After a short speech from President Bob Cole thanking the owner for showing us around, we took off again to visit a transport museum on the outskirts of the town.
The owners, a retired couple, had an amazing collection of material: predominately transport related, but also, what I describe as early Australian social history. This included masses of toy cars, dolls, a small military exhibit, tools, Elvis memorabilia, Coca-Cola paraphernalia, Nevil Shute’s A Town Like Alice exhibit and much, much more. There was almost too much to take in on such a short visit. Out in the back sheds were trucks, cars, buses and some small stationary engines.
We enjoyed a BBQ lunch outside and the owners really did us proud with a great selection of salads, sausages and steak. We all agreed that it was a glorious day with lots of interesting things to look at. Bob Cole thanked the owners for their hospitality and allowing us to inspect their collection.
Most riders and the bus opted to take the quick way home via Pt Wakefield, and a handful of us took the scenic route via Crystal Brook, Gulnare, Spalding and Burra. I clocked up about 500 kilometres for the day.
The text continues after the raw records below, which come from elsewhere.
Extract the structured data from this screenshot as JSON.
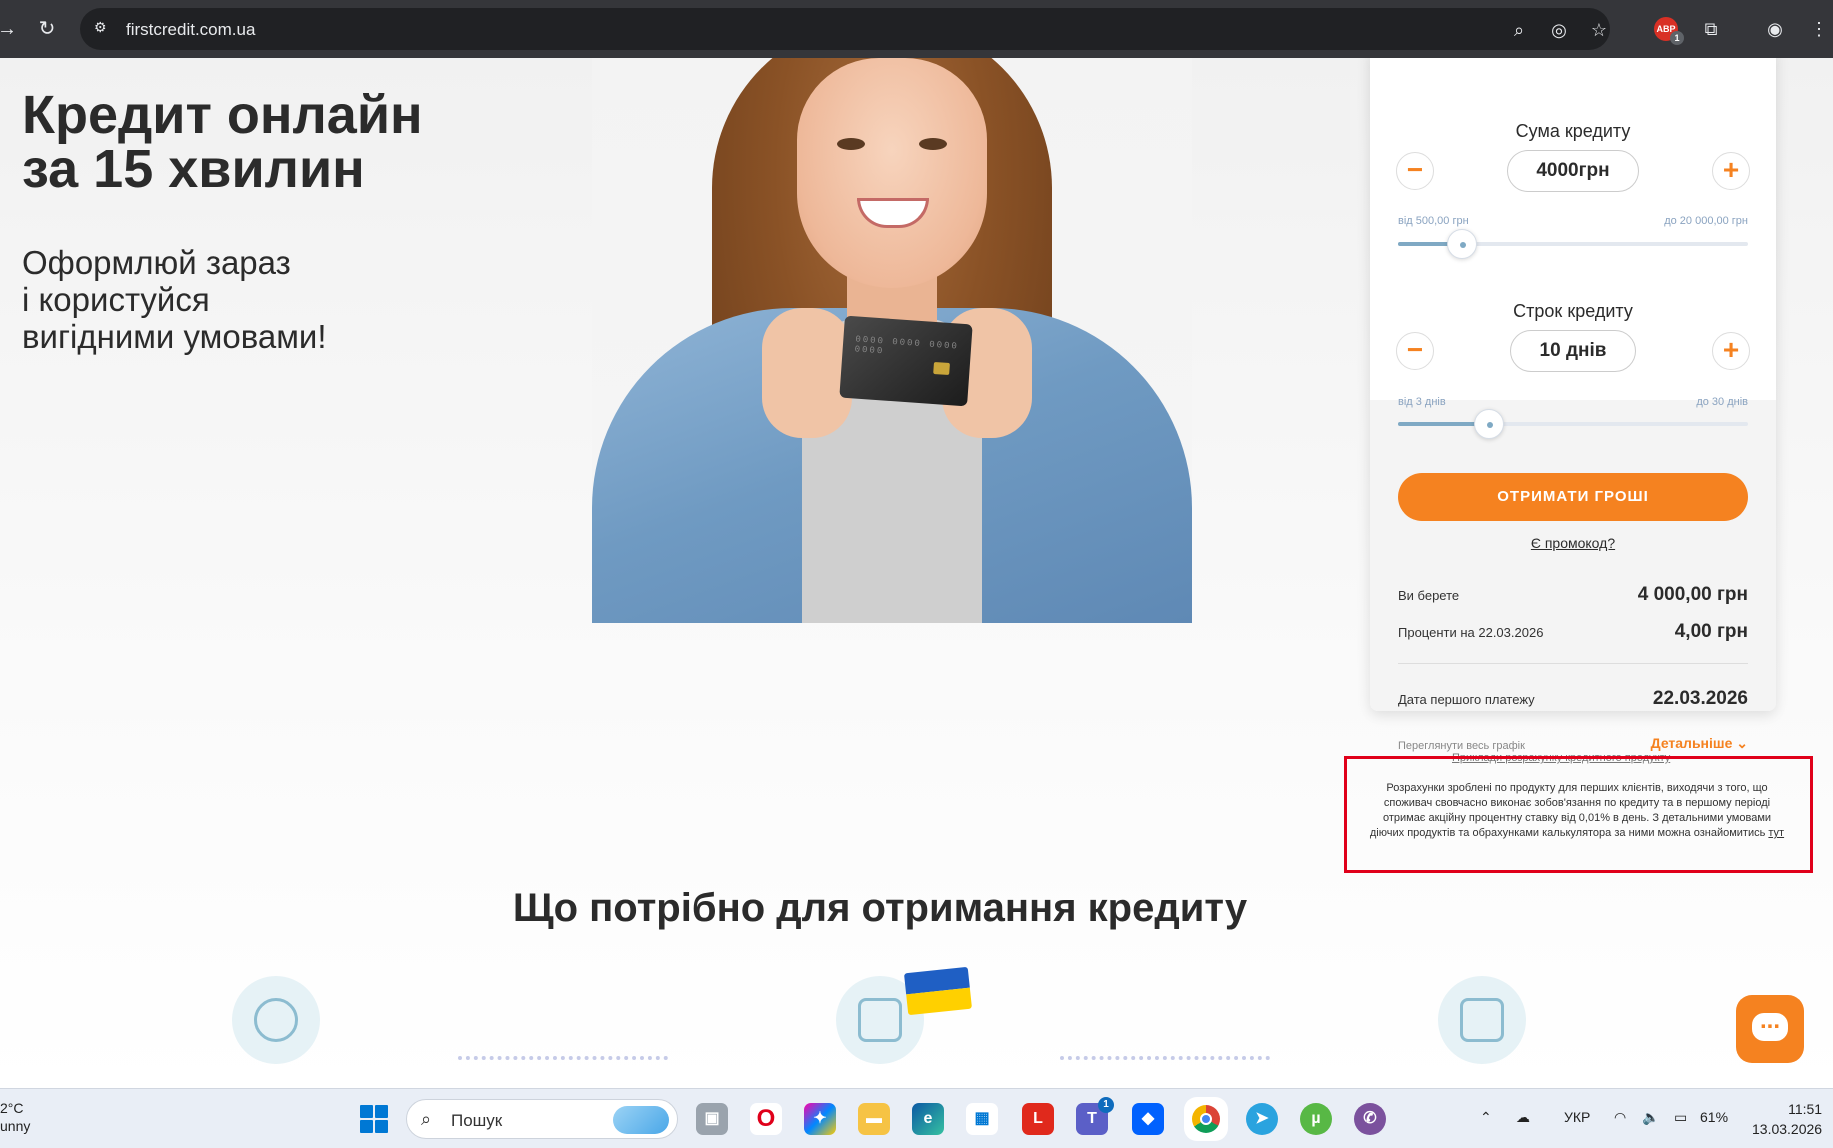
{
  "browser": {
    "url": "firstcredit.com.ua",
    "extension_badge_label": "ABP",
    "extension_badge_count": "1"
  },
  "hero": {
    "title_line1": "Кредит онлайн",
    "title_line2": "за 15 хвилин",
    "subtitle_line1": "Оформлюй зараз",
    "subtitle_line2": "і користуйся",
    "subtitle_line3": "вигідними умовами!",
    "card_digits": "0000 0000 0000 0000"
  },
  "calculator": {
    "amount": {
      "title": "Сума кредиту",
      "value": "4000грн",
      "min_label": "від 500,00 грн",
      "max_label": "до 20 000,00 грн",
      "slider_fraction": 0.1842
    },
    "term": {
      "title": "Строк кредиту",
      "value": "10 днів",
      "min_label": "від 3 днів",
      "max_label": "до 30 днів",
      "slider_fraction": 0.2593
    },
    "decrement_symbol": "−",
    "increment_symbol": "+",
    "cta_label": "ОТРИМАТИ ГРОШІ",
    "promo_label": "Є промокод?",
    "summary": [
      {
        "label": "Ви берете",
        "value": "4 000,00 грн"
      },
      {
        "label": "Проценти на 22.03.2026",
        "value": "4,00 грн"
      },
      {
        "label": "Дата першого платежу",
        "value": "22.03.2026"
      }
    ],
    "schedule_label": "Переглянути весь графік",
    "details_label": "Детальніше"
  },
  "calc_example_link": "Приклади розрахунку кредитного продукту",
  "note": {
    "text": "Розрахунки зроблені по продукту для перших клієнтів, виходячи з того, що споживач свовчасно виконає зобов'язання по кредиту та в першому періоді отримає акційну процентну ставку від 0,01% в день. З детальними умовами діючих продуктів та обрахунками калькулятора за ними можна ознайомитись",
    "link": "тут"
  },
  "section": {
    "title": "Що потрібно для отримання кредиту"
  },
  "colors": {
    "accent": "#f58220",
    "highlight_border": "#e0001a",
    "slider": "#7fa9c4"
  },
  "taskbar": {
    "weather_temp": "2°C",
    "weather_desc": "unny",
    "search_placeholder": "Пошук",
    "apps": [
      "file-explorer-multi",
      "opera",
      "copilot",
      "folder",
      "edge",
      "store",
      "l-app",
      "teams",
      "dropbox",
      "chrome",
      "telegram",
      "utorrent",
      "viber"
    ],
    "teams_badge": "1",
    "language": "УКР",
    "battery": "61%",
    "time": "11:51",
    "date": "13.03.2026"
  }
}
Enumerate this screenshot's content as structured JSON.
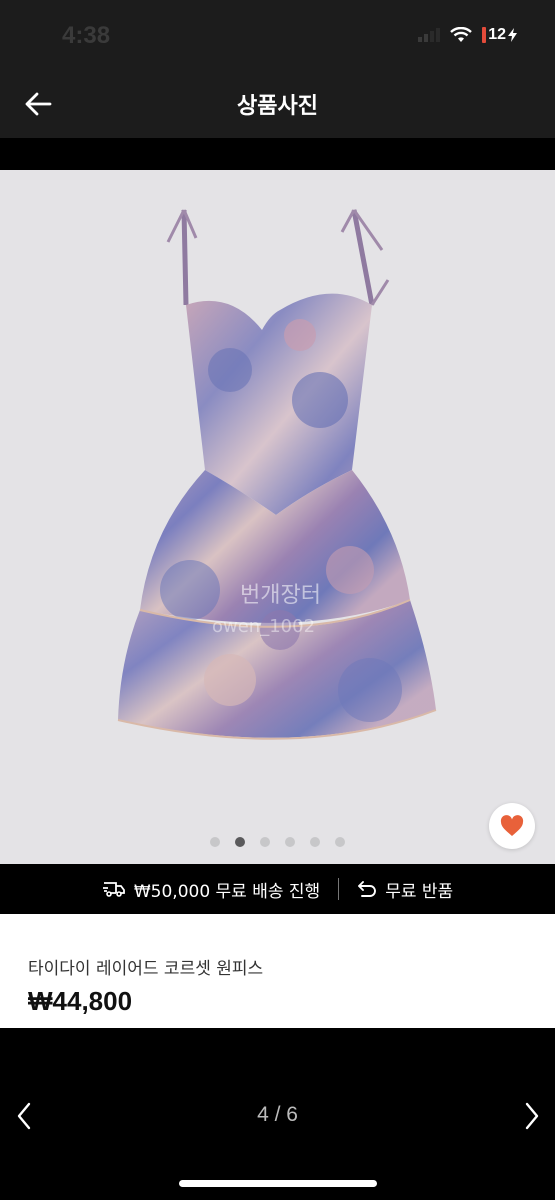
{
  "status_bar": {
    "time": "4:38",
    "battery": "12"
  },
  "header": {
    "title": "상품사진"
  },
  "gallery": {
    "total_dots": 6,
    "active_dot": 2,
    "watermark": [
      "번개장터",
      "owen_1002"
    ]
  },
  "shipping": {
    "free_shipping_label": "₩50,000 무료 배송 진행",
    "free_return_label": "무료 반품"
  },
  "product": {
    "name": "타이다이 레이어드 코르셋 원피스",
    "price": "₩44,800"
  },
  "pager": {
    "counter": "4 / 6"
  },
  "colors": {
    "heart": "#e8613a",
    "image_bg": "#e4e3e6",
    "battery_red": "#e34b3a"
  }
}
What a great day and again many thanks to Bob Finnie for making it happen.
PS. I’m sure some of you took much better photos than I’ve posted here – maybe you could pass them on to myself or Trevor Jones for publication.
Ross (Rosco) Edwards’ also wrote his own version of the trip report:-
Tip Truck Ford Econovan Maxi 1994 Petrol and LPG Rego VPH 774 UL 1440kg, GV 3065kg, GC 4165kg $4500 John 0432 637 763